Exercise aim
Every record must be copied exactly. Leave nothing out.

:: Supplied data

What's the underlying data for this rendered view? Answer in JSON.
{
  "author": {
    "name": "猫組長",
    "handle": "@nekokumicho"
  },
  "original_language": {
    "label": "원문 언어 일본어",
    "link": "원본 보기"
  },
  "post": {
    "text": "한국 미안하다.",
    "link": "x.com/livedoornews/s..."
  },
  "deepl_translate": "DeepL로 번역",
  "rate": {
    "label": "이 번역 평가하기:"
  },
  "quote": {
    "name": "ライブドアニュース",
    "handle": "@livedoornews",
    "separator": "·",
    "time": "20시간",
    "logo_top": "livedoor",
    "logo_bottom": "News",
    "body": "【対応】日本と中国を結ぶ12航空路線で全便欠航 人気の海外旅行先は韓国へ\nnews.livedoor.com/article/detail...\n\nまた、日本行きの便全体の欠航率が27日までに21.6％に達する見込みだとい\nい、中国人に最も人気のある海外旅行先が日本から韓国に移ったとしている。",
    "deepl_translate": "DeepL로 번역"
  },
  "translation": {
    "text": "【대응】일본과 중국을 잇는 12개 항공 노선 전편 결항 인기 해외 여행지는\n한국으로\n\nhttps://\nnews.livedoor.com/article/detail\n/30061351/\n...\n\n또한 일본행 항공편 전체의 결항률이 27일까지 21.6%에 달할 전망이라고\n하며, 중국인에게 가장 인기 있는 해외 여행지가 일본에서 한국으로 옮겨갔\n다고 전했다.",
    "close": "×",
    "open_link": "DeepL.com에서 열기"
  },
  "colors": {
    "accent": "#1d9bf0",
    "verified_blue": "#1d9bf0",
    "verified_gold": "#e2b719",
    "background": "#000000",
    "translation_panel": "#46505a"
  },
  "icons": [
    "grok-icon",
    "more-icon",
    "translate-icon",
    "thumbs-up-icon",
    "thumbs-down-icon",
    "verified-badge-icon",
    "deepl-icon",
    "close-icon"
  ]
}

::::

Solved exercise
What's the underlying data for this rendered view? Answer in JSON.
{
  "author": {
    "name": "猫組長",
    "handle": "@nekokumicho"
  },
  "original_language": {
    "label": "원문 언어 일본어",
    "link": "원본 보기"
  },
  "post": {
    "text": "한국 미안하다.",
    "link": "x.com/livedoornews/s..."
  },
  "deepl_translate": "DeepL로 번역",
  "rate": {
    "label": "이 번역 평가하기:"
  },
  "quote": {
    "name": "ライブドアニュース",
    "handle": "@livedoornews",
    "separator": "·",
    "time": "20시간",
    "logo_top": "livedoor",
    "logo_bottom": "News",
    "body": "【対応】日本と中国を結ぶ12航空路線で全便欠航 人気の海外旅行先は韓国へ\nnews.livedoor.com/article/detail...\n\nまた、日本行きの便全体の欠航率が27日までに21.6％に達する見込みだとい\nい、中国人に最も人気のある海外旅行先が日本から韓国に移ったとしている。",
    "deepl_translate": "DeepL로 번역"
  },
  "translation": {
    "text": "【대응】일본과 중국을 잇는 12개 항공 노선 전편 결항 인기 해외 여행지는\n한국으로\n\nhttps://\nnews.livedoor.com/article/detail\n/30061351/\n...\n\n또한 일본행 항공편 전체의 결항률이 27일까지 21.6%에 달할 전망이라고\n하며, 중국인에게 가장 인기 있는 해외 여행지가 일본에서 한국으로 옮겨갔\n다고 전했다.",
    "close": "×",
    "open_link": "DeepL.com에서 열기"
  },
  "colors": {
    "accent": "#1d9bf0",
    "verified_blue": "#1d9bf0",
    "verified_gold": "#e2b719",
    "background": "#000000",
    "translation_panel": "#46505a"
  },
  "icons": [
    "grok-icon",
    "more-icon",
    "translate-icon",
    "thumbs-up-icon",
    "thumbs-down-icon",
    "verified-badge-icon",
    "deepl-icon",
    "close-icon"
  ]
}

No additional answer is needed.